It arrived after a thawing perception of sports betting’s actual popularity. Before, a combination of league pressure, apathy and a general avoidance to talk about a ‘taboo’ topic had outlets keeping sports betting at arms-length. But none of those things hold true these days, not after NBA Commissioner Adam Silver himself admitted that legalized sports betting was inevitable and that the NBA would be on board with it. Apathy doesn’t hold weight anymore, given the rise of pay-to-play fantasy leagues or state efforts to legalize sports betting as an important economic tool.
Most importantly, sports betting isn’t a taboo topic. What it is, according to Reuters, is a trillion-dollar worldwide industry that’s not going to slow down for as long as there are sports leagues all over the world that people can get excited about.

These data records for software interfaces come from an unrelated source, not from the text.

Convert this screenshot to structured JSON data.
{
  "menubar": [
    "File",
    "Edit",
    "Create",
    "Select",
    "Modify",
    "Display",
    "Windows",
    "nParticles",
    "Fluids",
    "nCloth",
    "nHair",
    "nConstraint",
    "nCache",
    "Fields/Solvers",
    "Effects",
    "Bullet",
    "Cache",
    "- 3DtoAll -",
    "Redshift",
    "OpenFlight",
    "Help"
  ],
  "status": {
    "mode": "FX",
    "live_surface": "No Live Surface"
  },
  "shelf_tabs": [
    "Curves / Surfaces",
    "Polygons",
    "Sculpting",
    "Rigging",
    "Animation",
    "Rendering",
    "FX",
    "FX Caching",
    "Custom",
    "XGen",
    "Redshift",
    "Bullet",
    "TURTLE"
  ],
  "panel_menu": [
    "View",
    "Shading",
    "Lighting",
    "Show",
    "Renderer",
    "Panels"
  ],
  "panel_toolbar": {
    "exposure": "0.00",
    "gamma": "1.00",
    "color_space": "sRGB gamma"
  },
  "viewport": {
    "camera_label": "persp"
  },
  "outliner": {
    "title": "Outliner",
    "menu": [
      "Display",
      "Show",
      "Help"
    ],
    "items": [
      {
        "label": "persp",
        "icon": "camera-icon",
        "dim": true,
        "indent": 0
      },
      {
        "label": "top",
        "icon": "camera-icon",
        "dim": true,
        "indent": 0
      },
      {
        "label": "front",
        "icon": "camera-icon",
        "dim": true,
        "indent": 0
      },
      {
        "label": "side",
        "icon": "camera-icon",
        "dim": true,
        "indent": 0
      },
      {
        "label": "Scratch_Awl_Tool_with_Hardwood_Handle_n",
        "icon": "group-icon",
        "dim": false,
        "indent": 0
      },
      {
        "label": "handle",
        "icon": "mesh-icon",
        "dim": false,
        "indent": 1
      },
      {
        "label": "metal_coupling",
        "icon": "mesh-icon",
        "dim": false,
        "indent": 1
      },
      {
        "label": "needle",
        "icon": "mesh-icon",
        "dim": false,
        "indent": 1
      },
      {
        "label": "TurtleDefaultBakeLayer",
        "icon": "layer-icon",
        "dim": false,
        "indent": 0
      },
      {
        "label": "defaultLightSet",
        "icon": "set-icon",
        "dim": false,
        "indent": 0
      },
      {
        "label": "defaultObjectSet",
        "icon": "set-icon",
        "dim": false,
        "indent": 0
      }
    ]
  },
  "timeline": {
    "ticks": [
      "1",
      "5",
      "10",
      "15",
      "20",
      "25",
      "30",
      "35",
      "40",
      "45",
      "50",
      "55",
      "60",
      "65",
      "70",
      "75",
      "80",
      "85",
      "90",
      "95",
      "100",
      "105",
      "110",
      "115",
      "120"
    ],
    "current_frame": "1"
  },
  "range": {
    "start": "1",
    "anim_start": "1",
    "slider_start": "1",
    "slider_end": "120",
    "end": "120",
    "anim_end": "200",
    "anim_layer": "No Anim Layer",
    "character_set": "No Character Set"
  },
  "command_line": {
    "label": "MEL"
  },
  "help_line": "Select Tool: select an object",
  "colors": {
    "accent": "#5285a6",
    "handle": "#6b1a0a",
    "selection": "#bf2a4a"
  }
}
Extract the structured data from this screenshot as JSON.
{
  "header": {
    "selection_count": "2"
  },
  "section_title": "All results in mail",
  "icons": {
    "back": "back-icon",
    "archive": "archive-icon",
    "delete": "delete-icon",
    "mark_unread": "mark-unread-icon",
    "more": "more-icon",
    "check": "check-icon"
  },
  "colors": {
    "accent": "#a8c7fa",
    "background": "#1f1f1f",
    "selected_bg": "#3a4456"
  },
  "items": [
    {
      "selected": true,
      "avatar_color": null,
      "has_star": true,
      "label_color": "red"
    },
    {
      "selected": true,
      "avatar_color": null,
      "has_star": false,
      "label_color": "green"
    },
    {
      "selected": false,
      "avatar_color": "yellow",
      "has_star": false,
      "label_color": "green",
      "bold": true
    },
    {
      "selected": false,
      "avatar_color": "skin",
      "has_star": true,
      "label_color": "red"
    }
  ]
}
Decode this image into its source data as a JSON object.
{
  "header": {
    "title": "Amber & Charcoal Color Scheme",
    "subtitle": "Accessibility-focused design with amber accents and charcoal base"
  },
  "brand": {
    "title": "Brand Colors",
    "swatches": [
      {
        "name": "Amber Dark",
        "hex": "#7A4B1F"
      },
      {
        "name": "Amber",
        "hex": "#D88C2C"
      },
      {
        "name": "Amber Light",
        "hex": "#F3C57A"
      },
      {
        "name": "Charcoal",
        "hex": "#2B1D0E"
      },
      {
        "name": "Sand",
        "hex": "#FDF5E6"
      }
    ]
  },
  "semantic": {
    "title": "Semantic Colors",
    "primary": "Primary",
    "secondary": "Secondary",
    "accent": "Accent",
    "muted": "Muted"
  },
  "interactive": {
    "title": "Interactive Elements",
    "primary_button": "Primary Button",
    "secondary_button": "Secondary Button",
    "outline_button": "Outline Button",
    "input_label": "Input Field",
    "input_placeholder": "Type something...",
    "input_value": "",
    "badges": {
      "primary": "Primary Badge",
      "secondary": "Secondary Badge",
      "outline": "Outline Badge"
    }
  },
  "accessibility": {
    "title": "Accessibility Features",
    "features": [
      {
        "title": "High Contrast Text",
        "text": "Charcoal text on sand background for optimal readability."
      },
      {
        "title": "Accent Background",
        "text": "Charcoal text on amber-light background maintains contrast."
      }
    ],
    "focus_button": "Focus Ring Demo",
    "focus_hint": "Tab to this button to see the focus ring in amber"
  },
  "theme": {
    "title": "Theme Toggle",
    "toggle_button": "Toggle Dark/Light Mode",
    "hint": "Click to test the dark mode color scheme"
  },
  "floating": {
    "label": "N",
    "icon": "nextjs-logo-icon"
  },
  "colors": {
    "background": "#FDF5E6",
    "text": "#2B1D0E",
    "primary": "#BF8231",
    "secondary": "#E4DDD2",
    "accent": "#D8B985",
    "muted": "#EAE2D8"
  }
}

ESPN is a perfect example on how sports media has embraced the unique content provided by the sports betting industry. This isn’t just about reporting game recaps or playing back highlights. This public demands to be provided with nuances that were previously kept in the cellar. How does travel affect a team’s chance against another team relative the point spread? Who’s the odds-on favorite to win this league or that league? How does an injury to this player affect his team’s spread? Who are the dark horses and sleepers of this or that league?
All these questions have answers and these answers are rooted in understanding the sports betting industry. Fox Sports 1 devotes a significant part of its airtime to aspects of betting. Likewise, ESPN launched a dedicated page, ESPN Chalk, on its website to talk exclusively about sports betting. It’s also hired journalists ingrained in the Las Vegas sports betting scene, including David Purdum, formerly of Sportingnews’ Linemakers. It even has guys like Sal Iacono, more famously known as “Cousin Sal”, making NFL picks on SportsCenter. Bill Simmons, one of the company’s most popular faces, has talked more about gambling than most of his contemporaries and dedicates a significant chunk of his columns and podcasts talking about which NBA team burned his three-team teaser or which sleeper team can make a deep run to the SuperBowl.
It’s also important to look at how states like Delaware and New Jersey have embraced sports betting. One has already legalized it, albeit on a parlay basis similar to what Canada does these days. The other is in the middle of a long legal battle to legalize it. Should New Jersey win its fight, other states are expected to follow its lead.
Sports betting is out of the shadows and more and more people are realizing just how popular it is. Even if most states still deem it illegal, you can look at the rising popularity of daily fantasy leagues like FanDuel and DraftKings as a clear case that people love to bet on their teams, even ‘fantasy’ teams. Technically speaking, these are sports betting sites but since fantasy sports was deemed legal under the “Unlawful Internet Gambling Enforcement Act” of 2006 (UIGEA), people don’t fear getting themselves in trouble. Hedge funds have seen the massive investment potential of the industry and have put down millions to fund these two sites.
The fact that the industry is being talked about in more open terms these days has increased its acceptability in society. Dave Tuley, who covers sports betting for ESPN.com, had the perfect comment when he told Gambling 911 that “the stigma of the degenerate sports bettor is diminishing, similar to what we saw with poker a decade ago.”
Poker is widely accepted these days and some of the world’s best poker players have become celebrities themselves. If this trend continues, it won’t be long before sports betting is discussed in equal openness and acceptance.